the money, and then lend it out at a higher rate.

After telling you that, if I were working the bank on a REO, I wouldn’t even bring
that up. I would just tell them that you would like to buy their REO because you feel
it would be a win-win situation.

You win because you got a nice deal on a house, and they win because they got rid of
a delinquent account.

Ed Garcia

? On R.E.O. effecting banks required reserves - Posted by Jeff Denney

Posted by Jeff Denney on December 04, 1999 at 22:49:47:

I am negotiating with the bank on a home they will soon be taking back in foreclosure. I would like to use the argument that if they take this property back , it now becomes a $100,000 liability (repossesed home) instead of a $100,000 asset (preforming loan)and if it is a liability they cannot loan out $1,000,000 they otherwise would be able to loan because it reduces there reserves they are required to keep on hand ( aproximatly 10%)
Is this correct? Could you explain in detail how you would present the figures if correct? Don’t want to sound stupid.
Thanks so much,

Who are you dealing with? - Posted by NJDave

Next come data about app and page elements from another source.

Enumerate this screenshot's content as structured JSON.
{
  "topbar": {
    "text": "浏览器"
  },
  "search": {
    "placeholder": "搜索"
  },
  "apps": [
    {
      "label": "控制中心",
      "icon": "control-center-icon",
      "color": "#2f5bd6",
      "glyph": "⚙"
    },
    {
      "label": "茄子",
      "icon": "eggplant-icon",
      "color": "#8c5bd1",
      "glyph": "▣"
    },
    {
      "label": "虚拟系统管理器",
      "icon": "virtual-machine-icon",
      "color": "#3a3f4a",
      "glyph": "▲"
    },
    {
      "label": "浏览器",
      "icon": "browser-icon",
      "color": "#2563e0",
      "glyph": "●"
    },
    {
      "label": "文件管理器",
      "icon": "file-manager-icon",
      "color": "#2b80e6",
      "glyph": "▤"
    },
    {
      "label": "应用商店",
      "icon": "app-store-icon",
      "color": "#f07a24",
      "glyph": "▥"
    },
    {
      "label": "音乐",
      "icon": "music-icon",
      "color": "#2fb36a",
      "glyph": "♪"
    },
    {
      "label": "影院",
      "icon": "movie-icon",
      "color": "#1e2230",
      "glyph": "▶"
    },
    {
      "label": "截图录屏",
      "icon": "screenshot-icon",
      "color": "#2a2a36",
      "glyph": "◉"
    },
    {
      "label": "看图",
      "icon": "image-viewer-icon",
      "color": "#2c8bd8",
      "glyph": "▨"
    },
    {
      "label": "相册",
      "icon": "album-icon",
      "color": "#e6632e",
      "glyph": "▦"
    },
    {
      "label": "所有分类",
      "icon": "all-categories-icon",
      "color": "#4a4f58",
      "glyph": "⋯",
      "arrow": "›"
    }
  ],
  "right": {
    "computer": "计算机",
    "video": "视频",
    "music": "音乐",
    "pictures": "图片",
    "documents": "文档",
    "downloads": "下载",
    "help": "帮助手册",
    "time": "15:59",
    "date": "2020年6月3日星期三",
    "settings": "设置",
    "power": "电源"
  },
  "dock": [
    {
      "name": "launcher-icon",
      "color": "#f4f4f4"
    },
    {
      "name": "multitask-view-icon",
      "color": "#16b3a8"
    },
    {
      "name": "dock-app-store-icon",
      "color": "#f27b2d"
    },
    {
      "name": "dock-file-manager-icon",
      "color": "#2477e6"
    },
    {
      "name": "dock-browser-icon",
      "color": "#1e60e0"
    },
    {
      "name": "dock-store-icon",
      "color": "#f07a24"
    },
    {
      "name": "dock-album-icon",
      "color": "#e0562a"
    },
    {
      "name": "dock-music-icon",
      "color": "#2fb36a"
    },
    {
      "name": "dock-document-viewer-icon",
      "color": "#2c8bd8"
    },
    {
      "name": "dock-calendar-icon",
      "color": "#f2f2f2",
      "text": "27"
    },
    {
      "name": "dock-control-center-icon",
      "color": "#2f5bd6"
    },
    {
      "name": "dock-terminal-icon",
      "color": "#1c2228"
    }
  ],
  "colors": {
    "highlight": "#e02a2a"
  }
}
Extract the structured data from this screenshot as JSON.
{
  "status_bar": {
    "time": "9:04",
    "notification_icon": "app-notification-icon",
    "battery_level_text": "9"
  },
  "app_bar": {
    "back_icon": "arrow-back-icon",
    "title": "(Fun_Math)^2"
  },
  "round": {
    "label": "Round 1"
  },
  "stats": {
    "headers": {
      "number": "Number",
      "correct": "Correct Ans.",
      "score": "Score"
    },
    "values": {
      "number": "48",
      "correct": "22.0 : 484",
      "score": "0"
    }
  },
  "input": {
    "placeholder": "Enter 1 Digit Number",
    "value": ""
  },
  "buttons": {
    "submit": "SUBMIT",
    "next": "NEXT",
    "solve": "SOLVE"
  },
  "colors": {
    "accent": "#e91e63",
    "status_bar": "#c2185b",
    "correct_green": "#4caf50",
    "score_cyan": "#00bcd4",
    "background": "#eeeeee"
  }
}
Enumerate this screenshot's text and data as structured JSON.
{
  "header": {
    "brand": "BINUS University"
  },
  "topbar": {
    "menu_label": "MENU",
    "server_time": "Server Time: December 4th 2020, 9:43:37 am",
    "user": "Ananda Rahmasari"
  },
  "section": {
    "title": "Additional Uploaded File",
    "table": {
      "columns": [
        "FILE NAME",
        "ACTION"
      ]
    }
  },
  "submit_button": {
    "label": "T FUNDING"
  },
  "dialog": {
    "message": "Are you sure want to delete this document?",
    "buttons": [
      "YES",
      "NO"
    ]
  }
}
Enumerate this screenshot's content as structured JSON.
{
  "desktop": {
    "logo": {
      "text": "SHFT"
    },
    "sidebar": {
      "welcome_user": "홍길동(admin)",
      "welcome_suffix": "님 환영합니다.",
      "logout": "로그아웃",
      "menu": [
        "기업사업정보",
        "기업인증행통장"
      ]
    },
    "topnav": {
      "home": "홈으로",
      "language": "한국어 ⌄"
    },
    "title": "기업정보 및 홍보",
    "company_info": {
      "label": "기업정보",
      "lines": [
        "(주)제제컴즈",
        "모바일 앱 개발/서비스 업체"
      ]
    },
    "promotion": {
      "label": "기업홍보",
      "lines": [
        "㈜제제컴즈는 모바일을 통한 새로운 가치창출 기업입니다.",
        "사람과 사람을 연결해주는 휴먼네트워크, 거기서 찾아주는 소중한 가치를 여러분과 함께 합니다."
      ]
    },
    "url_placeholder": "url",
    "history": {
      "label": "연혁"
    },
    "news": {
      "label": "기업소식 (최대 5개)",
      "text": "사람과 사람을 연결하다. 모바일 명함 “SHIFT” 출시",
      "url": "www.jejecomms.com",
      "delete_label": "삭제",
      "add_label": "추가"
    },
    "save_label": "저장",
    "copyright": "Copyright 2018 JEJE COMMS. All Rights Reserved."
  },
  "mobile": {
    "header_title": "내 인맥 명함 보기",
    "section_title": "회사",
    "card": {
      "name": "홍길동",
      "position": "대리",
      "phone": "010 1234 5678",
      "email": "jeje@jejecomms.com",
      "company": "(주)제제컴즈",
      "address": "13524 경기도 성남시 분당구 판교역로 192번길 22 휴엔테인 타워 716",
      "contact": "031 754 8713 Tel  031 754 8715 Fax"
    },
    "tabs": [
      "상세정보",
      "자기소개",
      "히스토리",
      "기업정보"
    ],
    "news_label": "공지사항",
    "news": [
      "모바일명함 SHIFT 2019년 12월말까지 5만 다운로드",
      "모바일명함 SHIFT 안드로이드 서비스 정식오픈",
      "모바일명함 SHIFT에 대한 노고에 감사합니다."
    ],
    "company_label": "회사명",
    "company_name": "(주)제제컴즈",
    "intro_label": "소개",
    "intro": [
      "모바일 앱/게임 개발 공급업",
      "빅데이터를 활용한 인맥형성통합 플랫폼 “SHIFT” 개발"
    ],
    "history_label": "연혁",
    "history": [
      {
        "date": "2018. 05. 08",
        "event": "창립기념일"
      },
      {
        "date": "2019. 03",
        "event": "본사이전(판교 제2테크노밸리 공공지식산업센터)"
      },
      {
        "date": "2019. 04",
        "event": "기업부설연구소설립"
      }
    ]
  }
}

Posted by NJDave on December 05, 1999 at 10:45:07:

In the complex arena of mortgage loan servicing, there are mortgage pool investors, loan servicers, master servicers, PMI companies, etc.

If you are in negotiations with a bank who holds their mortgages versus selling their mortgages, then your strategy might work. But if you are negotiating with a third party mortgage loan servicer… that argumnent had better be used to augment a more comprehensive proposal.

Re: ? On R.E.O. effecting banks required reserves - Posted by Irwin

Posted by Irwin on December 05, 1999 at 08:33:06:

I agree with Ed. G. Unless it is a very small bank (are there any of those left?), the person you will be dealing with probably has no idea of what the bank’s reserve situation is. His job is to get the most return he can get out of the delinquent loan. S/he also might not have anything to do with creating loans, so that approach might not work. Stick to the factual basis for your offer.